▶ _HOW TO COMPLETE THIS TASK_
Print back each record unchanged, without pictures.

▶ _RAW DATA_
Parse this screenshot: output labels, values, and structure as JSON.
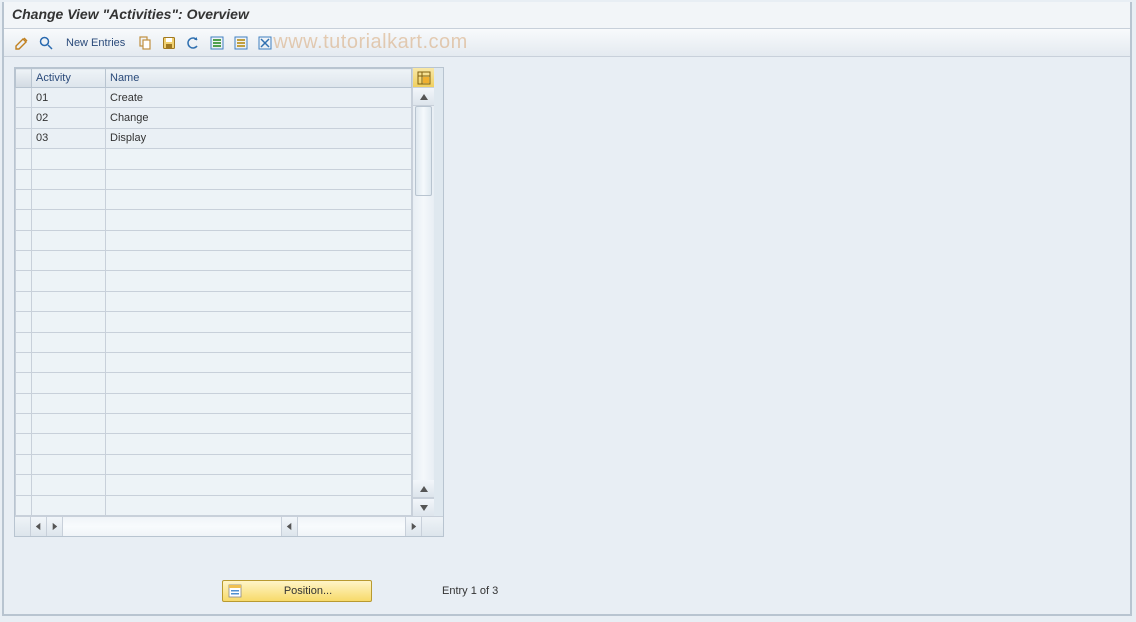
{
  "title": "Change View \"Activities\": Overview",
  "toolbar": {
    "new_entries_label": "New Entries"
  },
  "watermark": "www.tutorialkart.com",
  "table": {
    "headers": {
      "activity": "Activity",
      "name": "Name"
    },
    "rows": [
      {
        "activity": "01",
        "name": "Create"
      },
      {
        "activity": "02",
        "name": "Change"
      },
      {
        "activity": "03",
        "name": "Display"
      }
    ],
    "empty_rows": 18
  },
  "footer": {
    "position_label": "Position...",
    "entry_text": "Entry 1 of 3"
  }
}
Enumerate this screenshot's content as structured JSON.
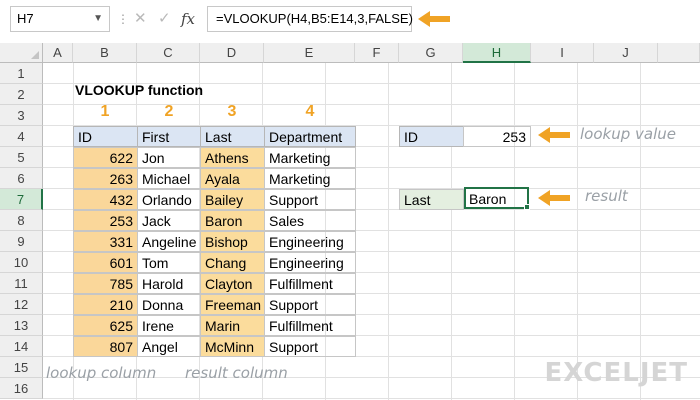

▶ _TASK ANSWER_
Parse this screenshot: output labels, values, and structure as JSON.
{
  "title": "Change View \"Activities\": Overview",
  "toolbar": {
    "new_entries_label": "New Entries"
  },
  "watermark": "www.tutorialkart.com",
  "table": {
    "headers": {
      "activity": "Activity",
      "name": "Name"
    },
    "rows": [
      {
        "activity": "01",
        "name": "Create"
      },
      {
        "activity": "02",
        "name": "Change"
      },
      {
        "activity": "03",
        "name": "Display"
      }
    ],
    "empty_rows": 18
  },
  "footer": {
    "position_label": "Position...",
    "entry_text": "Entry 1 of 3"
  }
}
Enumerate this screenshot's content as structured JSON.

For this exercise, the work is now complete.